Recently I’ve begun testing a new game that I’ve designed. The feedback has been so overwhelmingly positive that I’ve decided to fast track its production. That said, very early on its design I hit a rough spot with the scoring. You see each time I played it with four people one of those four would always make a comment like “I can’t win.” about half way through the game. This wasn’t always the case mind you, but the player honestly felt like they couldn’t win, so I would explain to them how they could win. As it turned out if they said that, then odds were in favor they weren’t going to win, but they still had a chance. At first this didn’t bother me a lot because the math said everything was balanced tightly, people still could come back from that position, and it was a short game running about 20 minutes. (The current version runs about 30 minutes.) However, as I continued to test it with people that comment seemed to pop up every single game. Eventually, I had to face facts 25% of my players weren’t having fun about half way through the game. It didn’t matter how much the math told them they were wrong, if they weren’t having fun, then the balance meant squat. I did eventually find an alternate scoring systems that did a good job of removing that feeling while making sure that the right amount of skill and luck determined the winner. I was able to keep the balance, and to be honest the game is a lot better for it.
As tough of a pill as it is to swallow, with game design, the final truth is what the players feel while they play the game is what truly matters. There are games that are fairly dull or uninspired, in my opinion, but if 90% of the people who play those games are having fun, then that’s all that matters right? I mean perception trumps game balance is the point I’ve been making this whole time, right? I mean I said as much in this article’s title.
Well, the article title is only telling half of the story. As I’ve said in previous posts when I play a game if the theme is awesome, but the rules are bad, then the game very obviously suffers. If the theme is boring, but the rules are good, then the game still suffers, but in a different way. If you can have an awesome theme, and awesome rules, then you cast the widest net possible, and maximize enjoyment. It’s why I design fusion games (games that use American type themes, and lighter Euro style mechanics), and why I prefer to play fusion games. Everyone at the table is likely to enjoy those games more than the games that are only American type or only Euro type.

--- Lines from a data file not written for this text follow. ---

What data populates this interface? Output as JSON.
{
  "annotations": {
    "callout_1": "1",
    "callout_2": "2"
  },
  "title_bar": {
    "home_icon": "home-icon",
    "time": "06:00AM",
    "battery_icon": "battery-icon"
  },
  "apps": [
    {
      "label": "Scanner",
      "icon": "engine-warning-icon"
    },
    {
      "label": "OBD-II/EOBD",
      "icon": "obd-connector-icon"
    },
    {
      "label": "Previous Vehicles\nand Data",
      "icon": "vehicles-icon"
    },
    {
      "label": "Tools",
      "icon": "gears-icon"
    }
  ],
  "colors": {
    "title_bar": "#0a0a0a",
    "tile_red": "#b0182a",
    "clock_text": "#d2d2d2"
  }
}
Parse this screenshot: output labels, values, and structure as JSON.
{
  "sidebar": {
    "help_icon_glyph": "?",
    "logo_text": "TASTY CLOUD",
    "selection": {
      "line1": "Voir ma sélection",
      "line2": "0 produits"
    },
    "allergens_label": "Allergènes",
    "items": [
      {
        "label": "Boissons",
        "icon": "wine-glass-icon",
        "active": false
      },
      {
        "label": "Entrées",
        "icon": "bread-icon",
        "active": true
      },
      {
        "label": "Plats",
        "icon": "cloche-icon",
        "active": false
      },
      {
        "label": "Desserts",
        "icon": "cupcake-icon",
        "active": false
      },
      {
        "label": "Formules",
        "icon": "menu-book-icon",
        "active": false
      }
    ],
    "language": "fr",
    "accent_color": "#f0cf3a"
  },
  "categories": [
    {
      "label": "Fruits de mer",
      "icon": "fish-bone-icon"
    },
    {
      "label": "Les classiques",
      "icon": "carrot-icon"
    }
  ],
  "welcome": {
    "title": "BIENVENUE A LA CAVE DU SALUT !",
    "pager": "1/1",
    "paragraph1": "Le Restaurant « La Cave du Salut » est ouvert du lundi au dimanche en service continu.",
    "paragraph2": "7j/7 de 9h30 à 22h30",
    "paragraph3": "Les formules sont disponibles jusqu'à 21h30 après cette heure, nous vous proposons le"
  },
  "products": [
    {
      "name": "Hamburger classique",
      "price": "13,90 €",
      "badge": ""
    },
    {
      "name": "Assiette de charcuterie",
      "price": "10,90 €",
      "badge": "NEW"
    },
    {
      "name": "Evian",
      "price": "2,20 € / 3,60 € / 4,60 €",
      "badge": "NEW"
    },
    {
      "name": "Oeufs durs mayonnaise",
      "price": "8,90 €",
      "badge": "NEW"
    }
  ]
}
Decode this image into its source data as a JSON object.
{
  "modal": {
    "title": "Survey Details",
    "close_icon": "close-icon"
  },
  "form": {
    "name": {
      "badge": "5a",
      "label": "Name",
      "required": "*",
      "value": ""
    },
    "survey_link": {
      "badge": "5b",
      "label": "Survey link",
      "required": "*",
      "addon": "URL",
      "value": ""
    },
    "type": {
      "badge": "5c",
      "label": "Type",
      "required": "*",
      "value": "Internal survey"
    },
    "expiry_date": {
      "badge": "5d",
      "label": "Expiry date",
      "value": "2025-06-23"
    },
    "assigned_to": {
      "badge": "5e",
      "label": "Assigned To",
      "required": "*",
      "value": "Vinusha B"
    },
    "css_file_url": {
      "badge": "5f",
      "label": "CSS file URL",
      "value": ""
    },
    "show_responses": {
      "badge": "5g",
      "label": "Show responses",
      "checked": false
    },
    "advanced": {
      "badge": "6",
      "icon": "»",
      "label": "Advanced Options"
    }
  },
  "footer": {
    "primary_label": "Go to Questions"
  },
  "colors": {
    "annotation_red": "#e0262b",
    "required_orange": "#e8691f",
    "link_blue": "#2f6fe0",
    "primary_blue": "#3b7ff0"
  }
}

In the same way, a game that isn’t balanced, but feels fun or balanced isn’t as strong as a game that is both balanced and fun. In the end you need both to make the best game possible.